Doesn’t Look Like Yoshida Will Receive Milestone Ball Anytime Soon

Masataka Yoshida

Red Sox Cant Retrieve Yoshida’s Milestone Ball

Red Sox left fielder Masataka Yoshida hit his first big league home run during Monday’s game at Fenway Park. However, after negotiating with the family who retrieved the milestone ball, the team ultimately could not secure a deal for the memento.

After Boston’s 7-6 loss to the Pirates, Yoshida said through a translator, Keiichiro Wakabayashi, “I hope that ball is coming back one day, “But today we lost. That’s more disappointing.”

The Family Reportedly Turned Down Offers

The family has Yoshida’s ball took it home after “they turned down several offers,” tweeted Tuesday by Red Sox beat reporter Carlos Yamazaki of the Tokyo Sports Press. “After all, it never came back to him,” Yamazaki said.

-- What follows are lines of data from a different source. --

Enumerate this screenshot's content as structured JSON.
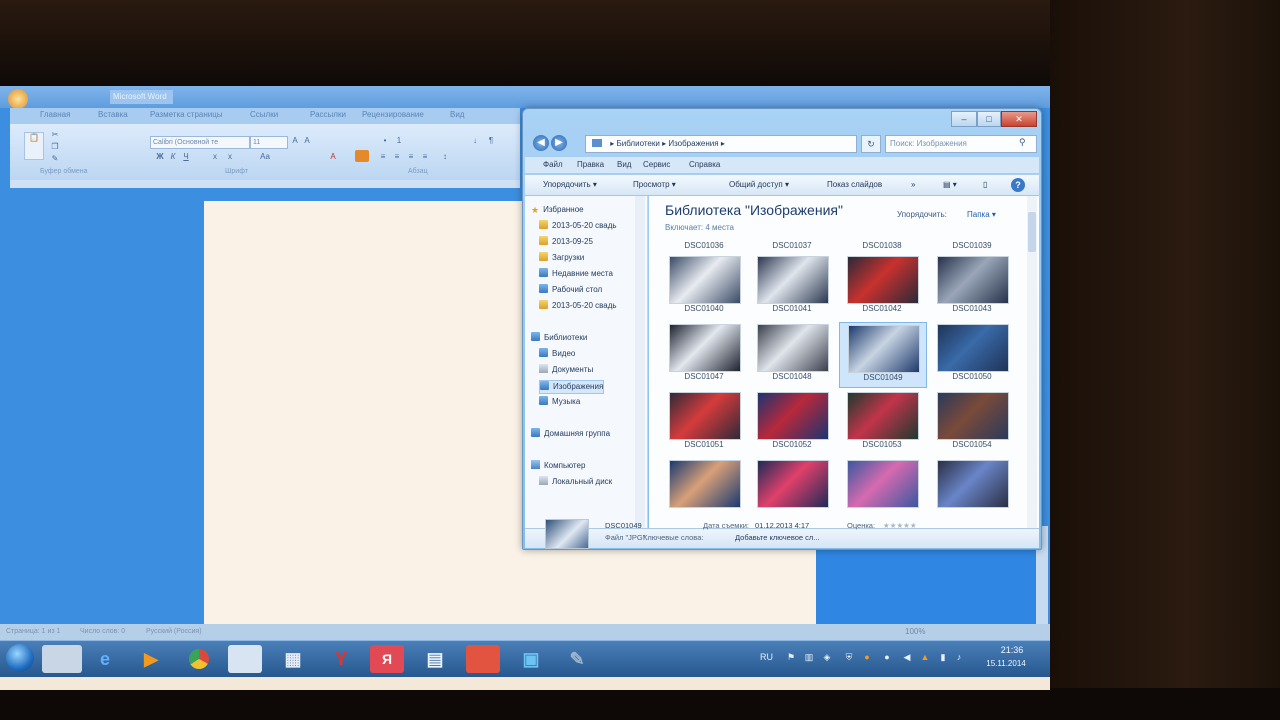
{
  "word": {
    "title": "Microsoft Word",
    "tabs": [
      "Главная",
      "Вставка",
      "Разметка страницы",
      "Ссылки",
      "Рассылки",
      "Рецензирование",
      "Вид"
    ],
    "font_name": "Calibri (Основной те",
    "font_size": "11",
    "groups": [
      "Буфер обмена",
      "Шрифт",
      "Абзац"
    ],
    "status": [
      "Страница: 1 из 1",
      "Число слов: 0",
      "Русский (Россия)"
    ],
    "zoom": "100%"
  },
  "explorer": {
    "address": [
      "Библиотеки",
      "Изображения"
    ],
    "search_placeholder": "Поиск: Изображения",
    "menu": [
      "Файл",
      "Правка",
      "Вид",
      "Сервис",
      "Справка"
    ],
    "commands": [
      "Упорядочить ▾",
      "Просмотр ▾",
      "Общий доступ ▾",
      "Показ слайдов",
      "»"
    ],
    "nav": {
      "favorites_header": "Избранное",
      "favorites": [
        "2013-05-20 свадь",
        "2013-09-25",
        "Загрузки",
        "Недавние места",
        "Рабочий стол",
        "2013-05-20 свадь"
      ],
      "libraries_header": "Библиотеки",
      "libraries": [
        "Видео",
        "Документы",
        "Изображения",
        "Музыка"
      ],
      "homegroup": "Домашняя группа",
      "computer": "Компьютер",
      "computer_items": [
        "Локальный диск"
      ]
    },
    "content": {
      "title": "Библиотека \"Изображения\"",
      "subtitle": "Включает: 4 места",
      "arrange_label": "Упорядочить:",
      "arrange_value": "Папка ▾",
      "top_captions": [
        "DSC01036",
        "DSC01037",
        "DSC01038",
        "DSC01039"
      ],
      "thumbs": [
        {
          "name": "DSC01040",
          "c1": "#3a4a66",
          "c2": "#e8ecf1"
        },
        {
          "name": "DSC01041",
          "c1": "#2c3850",
          "c2": "#dfe5ec"
        },
        {
          "name": "DSC01042",
          "c1": "#2a2a38",
          "c2": "#c9312e"
        },
        {
          "name": "DSC01043",
          "c1": "#26324a",
          "c2": "#9aa6b8"
        },
        {
          "name": "DSC01047",
          "c1": "#1e2230",
          "c2": "#e3e7ee"
        },
        {
          "name": "DSC01048",
          "c1": "#3a3f4c",
          "c2": "#e0e5ec"
        },
        {
          "name": "DSC01049",
          "c1": "#1d3a6e",
          "c2": "#c8d4e2"
        },
        {
          "name": "DSC01050",
          "c1": "#1f3458",
          "c2": "#3a6aa8"
        },
        {
          "name": "DSC01051",
          "c1": "#2f2a3a",
          "c2": "#d63b3b"
        },
        {
          "name": "DSC01052",
          "c1": "#1c3470",
          "c2": "#b8283a"
        },
        {
          "name": "DSC01053",
          "c1": "#1e3a30",
          "c2": "#c2344a"
        },
        {
          "name": "DSC01054",
          "c1": "#2a3a5a",
          "c2": "#7a4a3a"
        },
        {
          "name": "",
          "c1": "#1a3a70",
          "c2": "#d8a078"
        },
        {
          "name": "",
          "c1": "#1f2a58",
          "c2": "#e0406a"
        },
        {
          "name": "",
          "c1": "#3a58a0",
          "c2": "#d66ab0"
        },
        {
          "name": "",
          "c1": "#2a2f45",
          "c2": "#6a85c8"
        }
      ]
    },
    "details": {
      "name": "DSC01049",
      "type": "Файл \"JPG\"",
      "date_label": "Дата съемки:",
      "date_value": "01.12.2013 4:17",
      "keywords_label": "Ключевые слова:",
      "keywords_value": "Добавьте ключевое сл...",
      "rating_label": "Оценка:"
    }
  },
  "taskbar": {
    "lang": "RU",
    "time": "21:36",
    "date": "15.11.2014"
  },
  "colors": {
    "accent": "#3c8fe0",
    "explorer_frame": "#a9d2f5",
    "taskbar": "#27588f"
  }
}
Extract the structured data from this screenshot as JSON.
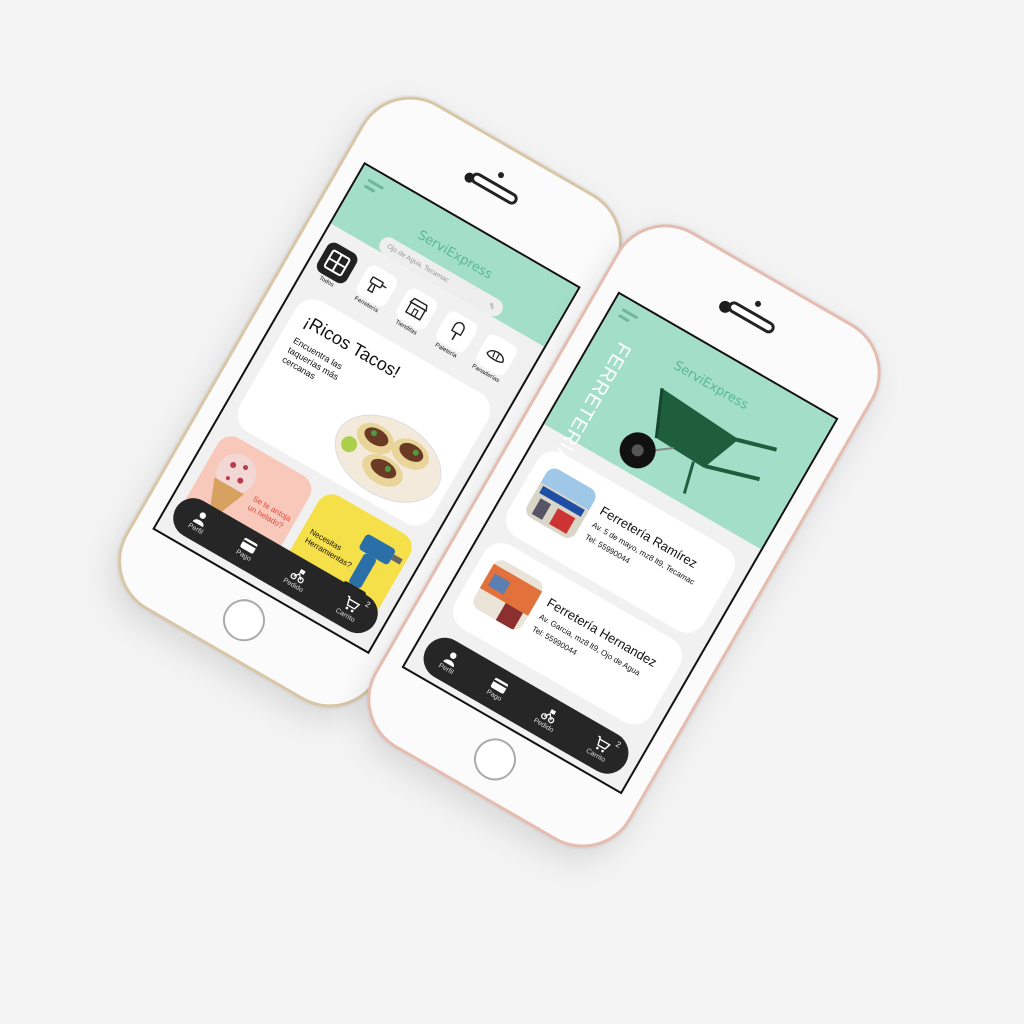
{
  "app": {
    "brand": "ServiExpress"
  },
  "phone_left": {
    "location": "Ojo de Agua, Tecamac",
    "categories": [
      {
        "label": "Todos",
        "icon": "grid-icon",
        "selected": true
      },
      {
        "label": "Ferretería",
        "icon": "drill-icon",
        "selected": false
      },
      {
        "label": "Tienditas",
        "icon": "store-icon",
        "selected": false
      },
      {
        "label": "Paletería",
        "icon": "popsicle-icon",
        "selected": false
      },
      {
        "label": "Panaderías",
        "icon": "bread-icon",
        "selected": false
      }
    ],
    "promo_tacos": {
      "title": "¡Ricos Tacos!",
      "subtitle": "Encuentra las taquerías más cercanas"
    },
    "promo_icecream": {
      "text": "Se te antoja un helado?"
    },
    "promo_tools": {
      "text": "Necesitas Herramientas?"
    }
  },
  "phone_right": {
    "banner_title": "FERRETERIAS",
    "stores": [
      {
        "name": "Ferretería Ramírez",
        "address": "Av. 5 de mayo, mz8 lt9, Tecamac",
        "phone": "Tel: 55990044"
      },
      {
        "name": "Ferretería Hernandez",
        "address": "Av. Garcia, mz8 lt9, Ojo de Agua",
        "phone": "Tel: 55990044"
      }
    ]
  },
  "nav": {
    "items": [
      {
        "label": "Perfil",
        "icon": "person-icon"
      },
      {
        "label": "Pago",
        "icon": "card-icon"
      },
      {
        "label": "Pedido",
        "icon": "delivery-icon"
      },
      {
        "label": "Carrito",
        "icon": "cart-icon"
      }
    ],
    "cart_count": "2"
  },
  "colors": {
    "header": "#a3dfc8",
    "brand": "#5ab894",
    "nav": "#262626",
    "gold_frame": "#d8c6a7",
    "rose_frame": "#e5bcb0"
  }
}
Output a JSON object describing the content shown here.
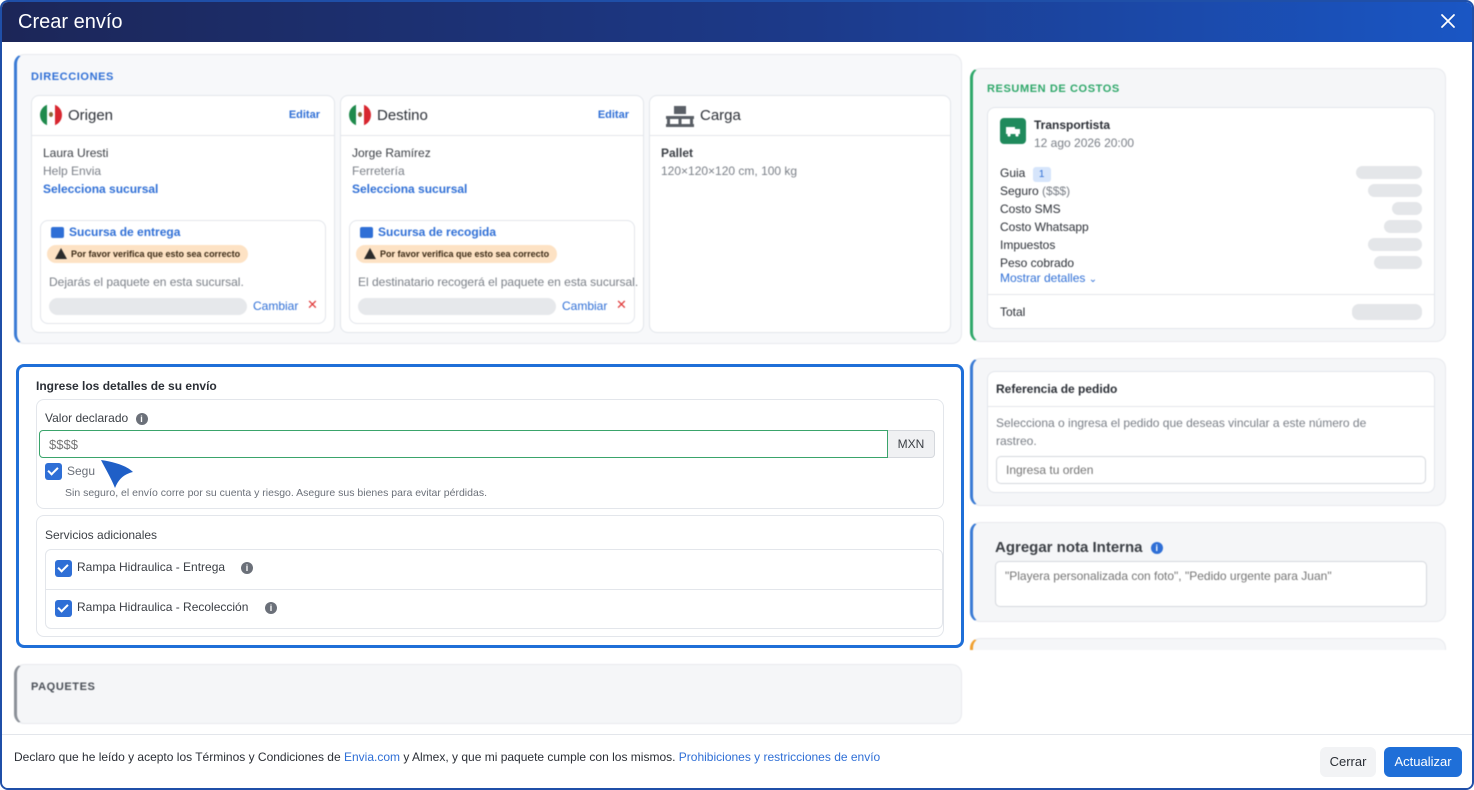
{
  "modal": {
    "title": "Crear envío"
  },
  "direcciones": {
    "label": "DIRECCIONES",
    "origen": {
      "title": "Origen",
      "edit": "Editar",
      "name": "Laura Uresti",
      "company": "Help Envia",
      "select_link": "Selecciona sucursal",
      "branch_title": "Sucursa de entrega",
      "warning": "Por favor verifica que esto sea correcto",
      "branch_desc": "Dejarás el paquete en esta sucursal.",
      "change": "Cambiar"
    },
    "destino": {
      "title": "Destino",
      "edit": "Editar",
      "name": "Jorge Ramírez",
      "company": "Ferretería",
      "select_link": "Selecciona sucursal",
      "branch_title": "Sucursa de recogida",
      "warning": "Por favor verifica que esto sea correcto",
      "branch_desc": "El destinatario recogerá el paquete en esta sucursal.",
      "change": "Cambiar"
    },
    "carga": {
      "title": "Carga",
      "type": "Pallet",
      "dims": "120×120×120 cm, 100 kg"
    }
  },
  "details": {
    "heading": "Ingrese los detalles de su envío",
    "declared_label": "Valor declarado",
    "declared_placeholder": "$$$$",
    "currency": "MXN",
    "insurance_label": "Segu",
    "insurance_note": "Sin seguro, el envío corre por su cuenta y riesgo. Asegure sus bienes para evitar pérdidas.",
    "services_label": "Servicios adicionales",
    "services": [
      {
        "label": "Rampa Hidraulica - Entrega",
        "checked": true
      },
      {
        "label": "Rampa Hidraulica - Recolección",
        "checked": true
      }
    ]
  },
  "paquetes": {
    "label": "PAQUETES"
  },
  "resumen": {
    "label": "RESUMEN DE COSTOS",
    "carrier": "Transportista",
    "date": "12 ago 2026 20:00",
    "guia": "Guia",
    "guia_count": "1",
    "seguro": "Seguro",
    "seguro_hint": "($$$)",
    "sms": "Costo SMS",
    "whatsapp": "Costo Whatsapp",
    "impuestos": "Impuestos",
    "peso": "Peso cobrado",
    "show_details": "Mostrar detalles",
    "total": "Total"
  },
  "referencia": {
    "title": "Referencia de pedido",
    "desc_1": "Selecciona o ingresa el pedido que deseas vincular a este número de",
    "desc_2": "rastreo.",
    "placeholder": "Ingresa tu orden"
  },
  "nota": {
    "title": "Agregar nota Interna",
    "placeholder": "\"Playera personalizada con foto\", \"Pedido urgente para Juan\""
  },
  "footer": {
    "text_1": "Declaro que he leído y acepto los Términos y Condiciones de ",
    "link_1": "Envia.com",
    "text_2": " y Almex, y que mi paquete cumple con los mismos. ",
    "link_2": "Prohibiciones y restricciones de envío",
    "cerrar": "Cerrar",
    "actualizar": "Actualizar"
  },
  "colors": {
    "primary": "#1f6fd8",
    "accent_green": "#2fa86a",
    "warning_bg": "#fde2c4",
    "danger": "#e03a3a"
  }
}
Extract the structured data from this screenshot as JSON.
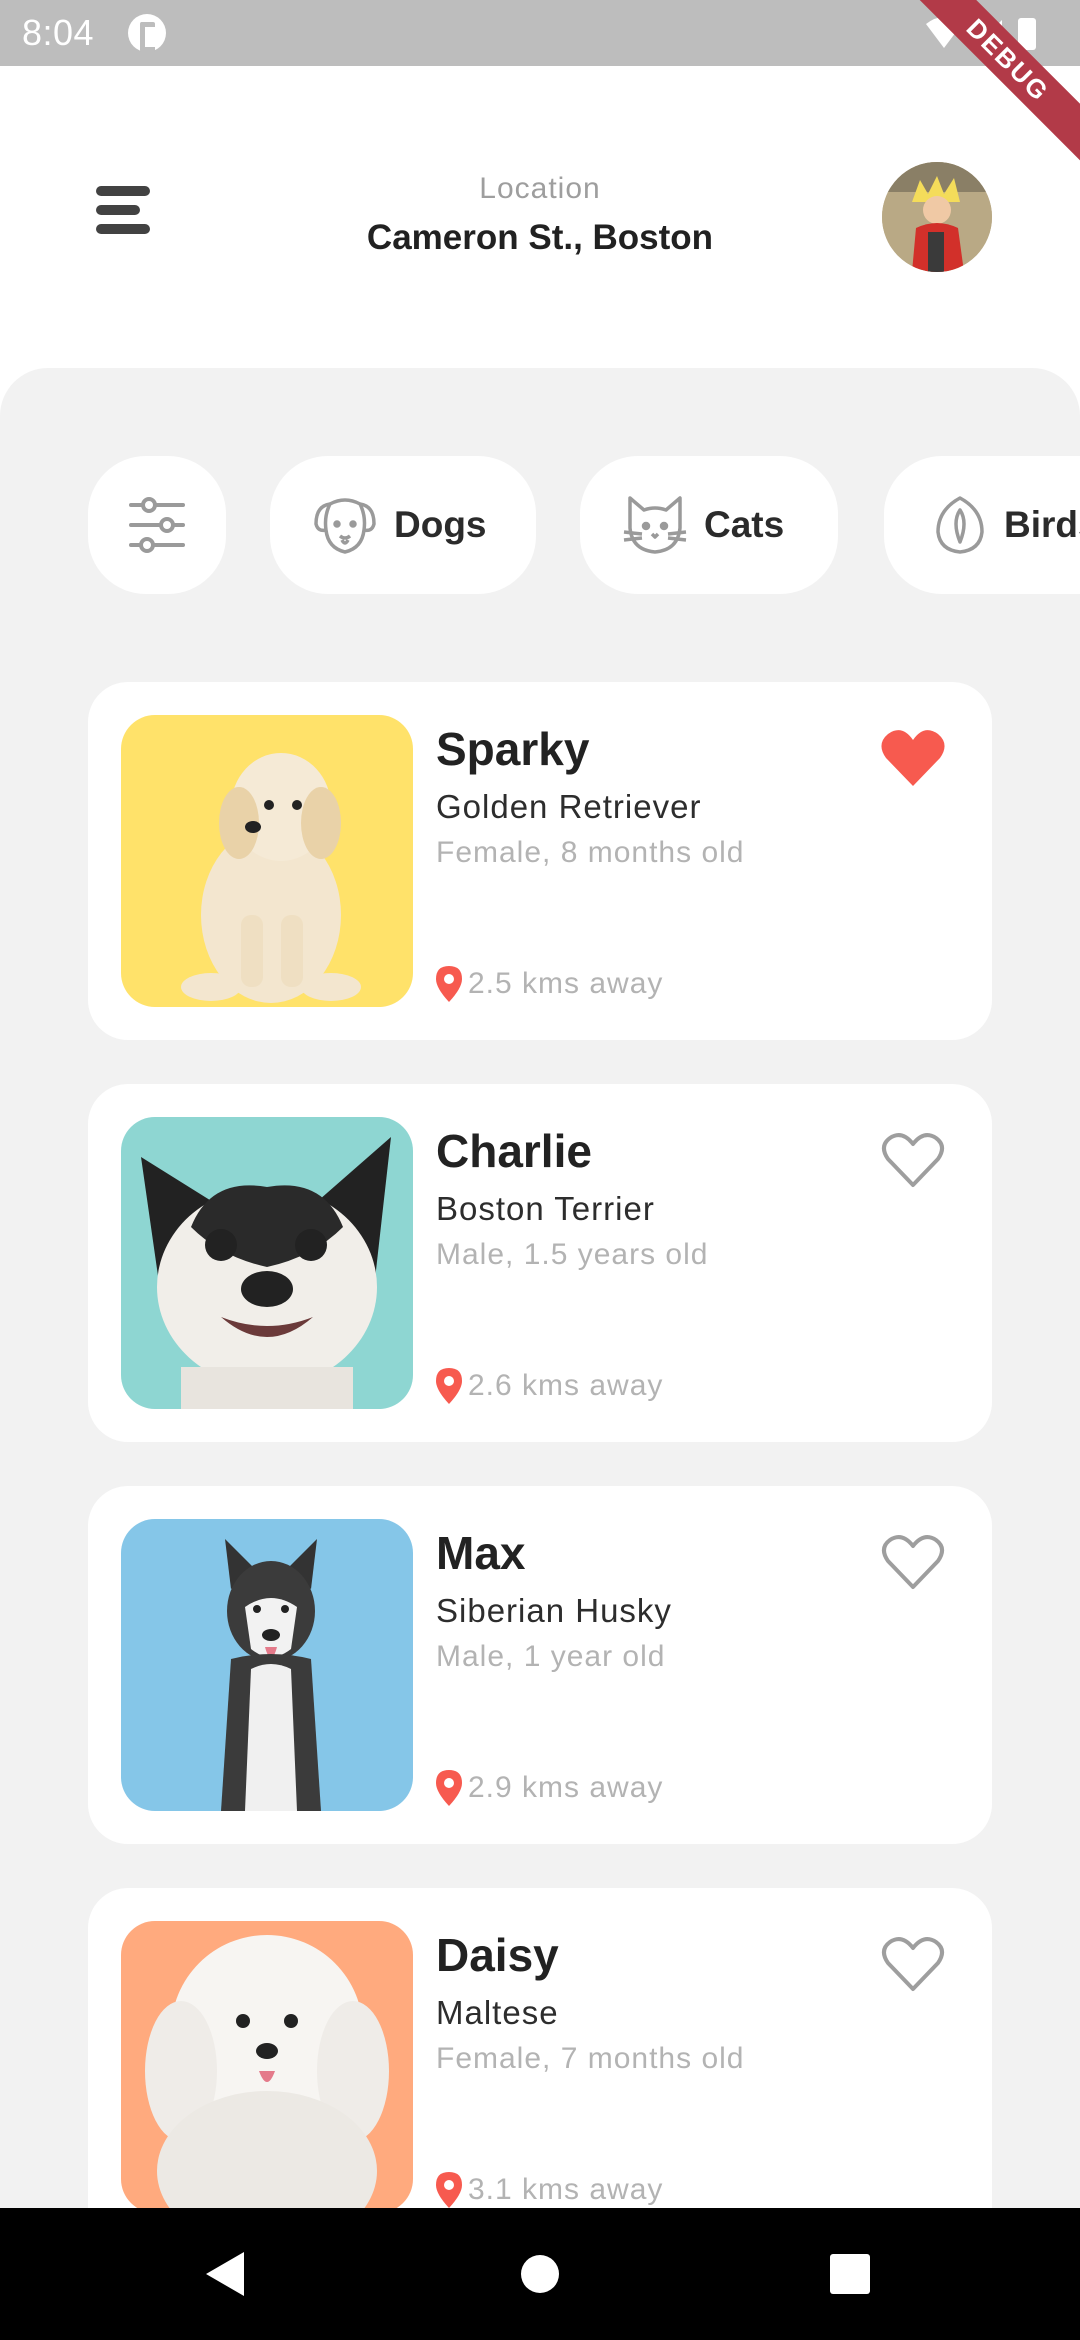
{
  "status_bar": {
    "time": "8:04",
    "debug_label": "DEBUG"
  },
  "header": {
    "location_label": "Location",
    "location_value": "Cameron St., Boston",
    "menu_icon": "menu-icon",
    "avatar_icon": "avatar"
  },
  "categories": [
    {
      "label": "",
      "icon": "filter-sliders-icon"
    },
    {
      "label": "Dogs",
      "icon": "dog-icon"
    },
    {
      "label": "Cats",
      "icon": "cat-icon"
    },
    {
      "label": "Birds",
      "icon": "bird-icon"
    }
  ],
  "pets": [
    {
      "name": "Sparky",
      "breed": "Golden Retriever",
      "info": "Female, 8 months old",
      "distance": "2.5 kms away",
      "favorite": true,
      "bg": "#FFE26A"
    },
    {
      "name": "Charlie",
      "breed": "Boston Terrier",
      "info": "Male, 1.5 years old",
      "distance": "2.6 kms away",
      "favorite": false,
      "bg": "#8ED6D2"
    },
    {
      "name": "Max",
      "breed": "Siberian Husky",
      "info": "Male, 1 year old",
      "distance": "2.9 kms away",
      "favorite": false,
      "bg": "#85C6E8"
    },
    {
      "name": "Daisy",
      "breed": "Maltese",
      "info": "Female, 7 months old",
      "distance": "3.1 kms away",
      "favorite": false,
      "bg": "#FFAA7E"
    }
  ],
  "colors": {
    "accent": "#F75A4F",
    "panel_bg": "#F2F2F2",
    "muted_text": "#B3B3B3"
  }
}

According to Jahmai Webster on the NESN broadcast, the family didn’t want to give the ball up because it was their son’s first game. However, many have been skeptical of this, given that someone gave them the ball, meaning they didn’t even catch it themselves. Quite odd, if you ask me.

Courtesy of MLB YouTube Channel

Thoughts On The Situation

I just hope the family realizes this isn’t Barry Bonds’ 756th home run, Derek Jeter’s 3000th hit, or even Aaron Judge’s #62 from last season. Yoshida is a 29-year-old rookie who just hit his first home run of the season. The likelihood that he becomes a Hall of Fame player and the ball ends up being worth anything of significant value is basically zero.

The family could have gotten better value by exchanging the milestone home run for a few signed bats/balls, free tickets, and a nice meet-and-greet after the game with Yoshida. Obviously, it’s their right to do what they want with the ball, but all of this seems odd when you look at it. In the end, I just hope they come to their senses and do the right thing, and honestly, the smart thing.

Masa Mash

Yoshida’s home run was calculated at 390 feet, hit off a 96.2 mph fastball by Johan Ovideo. It also had a ridiculous exit velocity of 104.6 mph when it left his bat.

Once Yoshida returned to the Red Sox bench, the 29-year-old basked in his accomplishment by having his teammates come over and hand him his signature inflatable dumbbells, which he used for his celebration in Japan. Surely making it a special moment for him and his new teammates as he gets used to life in a new country.

So far this season, Yoshida has a batting average of .250 in 28 at-bats with a .344 on-base percentage, six runs, six RBIs, three walks, two strikeouts, and two stolen bases.